Return every record below exactly; leave out the images.

(Collected data entries)
<<<<

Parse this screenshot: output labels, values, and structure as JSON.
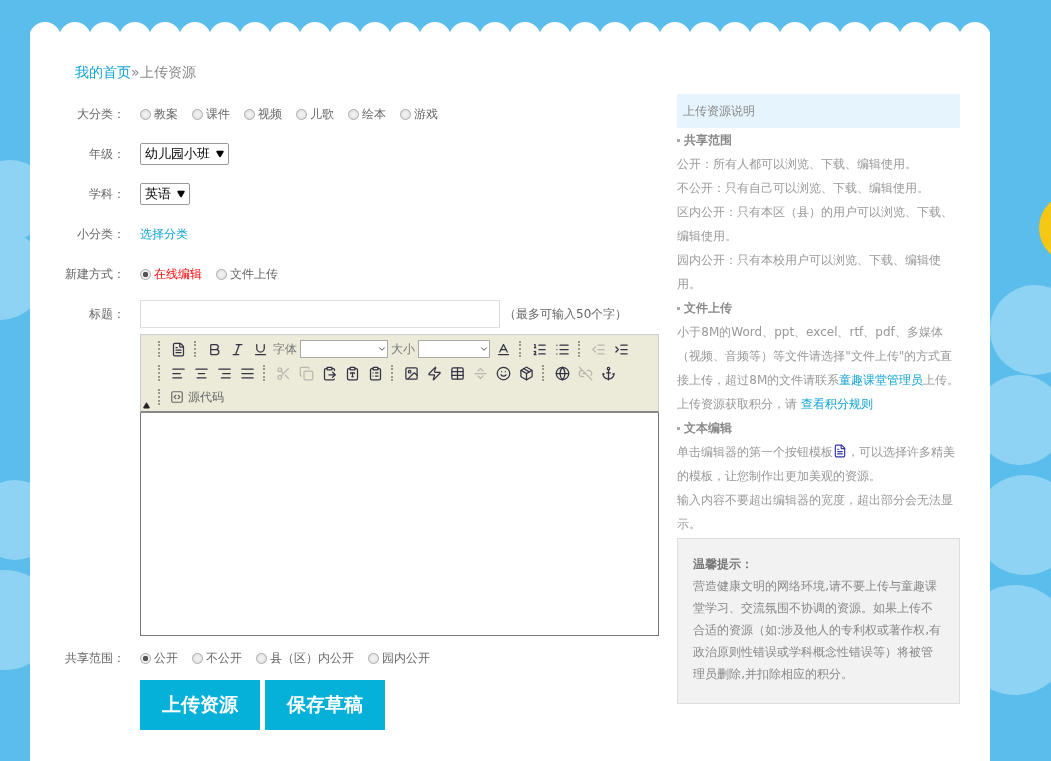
{
  "breadcrumb": {
    "home": "我的首页",
    "separator": "»",
    "current": "上传资源"
  },
  "form": {
    "category": {
      "label": "大分类：",
      "options": [
        {
          "label": "教案",
          "selected": false
        },
        {
          "label": "课件",
          "selected": false
        },
        {
          "label": "视频",
          "selected": false
        },
        {
          "label": "儿歌",
          "selected": false
        },
        {
          "label": "绘本",
          "selected": false
        },
        {
          "label": "游戏",
          "selected": false
        }
      ]
    },
    "grade": {
      "label": "年级：",
      "value": "幼儿园小班"
    },
    "subject": {
      "label": "学科：",
      "value": "英语"
    },
    "subcategory": {
      "label": "小分类：",
      "link": "选择分类"
    },
    "create_mode": {
      "label": "新建方式：",
      "options": [
        {
          "label": "在线编辑",
          "selected": true
        },
        {
          "label": "文件上传",
          "selected": false
        }
      ]
    },
    "title": {
      "label": "标题：",
      "hint": "（最多可输入50个字）"
    },
    "editor": {
      "font_label": "字体",
      "size_label": "大小",
      "source_label": "源代码",
      "buttons": [
        {
          "disabled": false
        },
        {
          "disabled": false
        },
        {
          "disabled": false
        },
        {
          "disabled": false
        },
        {
          "disabled": false
        },
        {
          "disabled": false
        },
        {
          "disabled": false
        },
        {
          "disabled": true
        },
        {
          "disabled": false
        },
        {
          "disabled": false
        },
        {
          "disabled": false
        },
        {
          "disabled": false
        },
        {
          "disabled": false
        },
        {
          "disabled": true
        },
        {
          "disabled": true
        },
        {
          "disabled": false
        },
        {
          "disabled": false
        },
        {
          "disabled": false
        },
        {
          "disabled": false
        },
        {
          "disabled": false
        },
        {
          "disabled": false
        },
        {
          "disabled": true
        },
        {
          "disabled": false
        },
        {
          "disabled": false
        },
        {
          "disabled": false
        },
        {
          "disabled": true
        },
        {
          "disabled": false
        }
      ]
    },
    "share": {
      "label": "共享范围：",
      "options": [
        {
          "label": "公开",
          "selected": true
        },
        {
          "label": "不公开",
          "selected": false
        },
        {
          "label": "县（区）内公开",
          "selected": false
        },
        {
          "label": "园内公开",
          "selected": false
        }
      ]
    },
    "buttons": [
      "上传资源",
      "保存草稿"
    ]
  },
  "sidebar": {
    "title": "上传资源说明",
    "sections": [
      {
        "heading": "共享范围",
        "paragraphs": [
          [
            {
              "kind": "text",
              "text": "公开：所有人都可以浏览、下载、编辑使用。"
            }
          ],
          [
            {
              "kind": "text",
              "text": "不公开：只有自己可以浏览、下载、编辑使用。"
            }
          ],
          [
            {
              "kind": "text",
              "text": "区内公开：只有本区（县）的用户可以浏览、下载、编辑使用。"
            }
          ],
          [
            {
              "kind": "text",
              "text": "园内公开：只有本校用户可以浏览、下载、编辑使用。"
            }
          ]
        ]
      },
      {
        "heading": "文件上传",
        "paragraphs": [
          [
            {
              "kind": "text",
              "text": "小于8M的Word、ppt、excel、rtf、pdf、多媒体（视频、音频等）等文件请选择\"文件上传\"的方式直接上传，超过8M的文件请联系"
            },
            {
              "kind": "link",
              "text": "童趣课堂管理员"
            },
            {
              "kind": "text",
              "text": "上传。"
            }
          ],
          [
            {
              "kind": "text",
              "text": "上传资源获取积分，请 "
            },
            {
              "kind": "link",
              "text": "查看积分规则"
            }
          ]
        ]
      },
      {
        "heading": "文本编辑",
        "paragraphs": [
          [
            {
              "kind": "text",
              "text": "单击编辑器的第一个按钮模板"
            },
            {
              "kind": "icon"
            },
            {
              "kind": "text",
              "text": "，可以选择许多精美的模板，让您制作出更加美观的资源。"
            }
          ],
          [
            {
              "kind": "text",
              "text": "输入内容不要超出编辑器的宽度，超出部分会无法显示。"
            }
          ]
        ]
      }
    ],
    "tip": {
      "title": "温馨提示：",
      "text": "营造健康文明的网络环境,请不要上传与童趣课堂学习、交流氛围不协调的资源。如果上传不合适的资源（如:涉及他人的专利权或著作权,有政治原则性错误或学科概念性错误等）将被管理员删除,并扣除相应的积分。"
    }
  }
}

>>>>

- **Result of this exercise**:
Parse this screenshot: output labels, values, and structure as JSON.
{
  "breadcrumb": {
    "home": "我的首页",
    "separator": "»",
    "current": "上传资源"
  },
  "form": {
    "category": {
      "label": "大分类：",
      "options": [
        {
          "label": "教案",
          "selected": false
        },
        {
          "label": "课件",
          "selected": false
        },
        {
          "label": "视频",
          "selected": false
        },
        {
          "label": "儿歌",
          "selected": false
        },
        {
          "label": "绘本",
          "selected": false
        },
        {
          "label": "游戏",
          "selected": false
        }
      ]
    },
    "grade": {
      "label": "年级：",
      "value": "幼儿园小班"
    },
    "subject": {
      "label": "学科：",
      "value": "英语"
    },
    "subcategory": {
      "label": "小分类：",
      "link": "选择分类"
    },
    "create_mode": {
      "label": "新建方式：",
      "options": [
        {
          "label": "在线编辑",
          "selected": true
        },
        {
          "label": "文件上传",
          "selected": false
        }
      ]
    },
    "title": {
      "label": "标题：",
      "hint": "（最多可输入50个字）"
    },
    "editor": {
      "font_label": "字体",
      "size_label": "大小",
      "source_label": "源代码",
      "buttons": [
        {
          "disabled": false
        },
        {
          "disabled": false
        },
        {
          "disabled": false
        },
        {
          "disabled": false
        },
        {
          "disabled": false
        },
        {
          "disabled": false
        },
        {
          "disabled": false
        },
        {
          "disabled": true
        },
        {
          "disabled": false
        },
        {
          "disabled": false
        },
        {
          "disabled": false
        },
        {
          "disabled": false
        },
        {
          "disabled": false
        },
        {
          "disabled": true
        },
        {
          "disabled": true
        },
        {
          "disabled": false
        },
        {
          "disabled": false
        },
        {
          "disabled": false
        },
        {
          "disabled": false
        },
        {
          "disabled": false
        },
        {
          "disabled": false
        },
        {
          "disabled": true
        },
        {
          "disabled": false
        },
        {
          "disabled": false
        },
        {
          "disabled": false
        },
        {
          "disabled": true
        },
        {
          "disabled": false
        }
      ]
    },
    "share": {
      "label": "共享范围：",
      "options": [
        {
          "label": "公开",
          "selected": true
        },
        {
          "label": "不公开",
          "selected": false
        },
        {
          "label": "县（区）内公开",
          "selected": false
        },
        {
          "label": "园内公开",
          "selected": false
        }
      ]
    },
    "buttons": [
      "上传资源",
      "保存草稿"
    ]
  },
  "sidebar": {
    "title": "上传资源说明",
    "sections": [
      {
        "heading": "共享范围",
        "paragraphs": [
          [
            {
              "kind": "text",
              "text": "公开：所有人都可以浏览、下载、编辑使用。"
            }
          ],
          [
            {
              "kind": "text",
              "text": "不公开：只有自己可以浏览、下载、编辑使用。"
            }
          ],
          [
            {
              "kind": "text",
              "text": "区内公开：只有本区（县）的用户可以浏览、下载、编辑使用。"
            }
          ],
          [
            {
              "kind": "text",
              "text": "园内公开：只有本校用户可以浏览、下载、编辑使用。"
            }
          ]
        ]
      },
      {
        "heading": "文件上传",
        "paragraphs": [
          [
            {
              "kind": "text",
              "text": "小于8M的Word、ppt、excel、rtf、pdf、多媒体（视频、音频等）等文件请选择\"文件上传\"的方式直接上传，超过8M的文件请联系"
            },
            {
              "kind": "link",
              "text": "童趣课堂管理员"
            },
            {
              "kind": "text",
              "text": "上传。"
            }
          ],
          [
            {
              "kind": "text",
              "text": "上传资源获取积分，请 "
            },
            {
              "kind": "link",
              "text": "查看积分规则"
            }
          ]
        ]
      },
      {
        "heading": "文本编辑",
        "paragraphs": [
          [
            {
              "kind": "text",
              "text": "单击编辑器的第一个按钮模板"
            },
            {
              "kind": "icon"
            },
            {
              "kind": "text",
              "text": "，可以选择许多精美的模板，让您制作出更加美观的资源。"
            }
          ],
          [
            {
              "kind": "text",
              "text": "输入内容不要超出编辑器的宽度，超出部分会无法显示。"
            }
          ]
        ]
      }
    ],
    "tip": {
      "title": "温馨提示：",
      "text": "营造健康文明的网络环境,请不要上传与童趣课堂学习、交流氛围不协调的资源。如果上传不合适的资源（如:涉及他人的专利权或著作权,有政治原则性错误或学科概念性错误等）将被管理员删除,并扣除相应的积分。"
    }
  }
}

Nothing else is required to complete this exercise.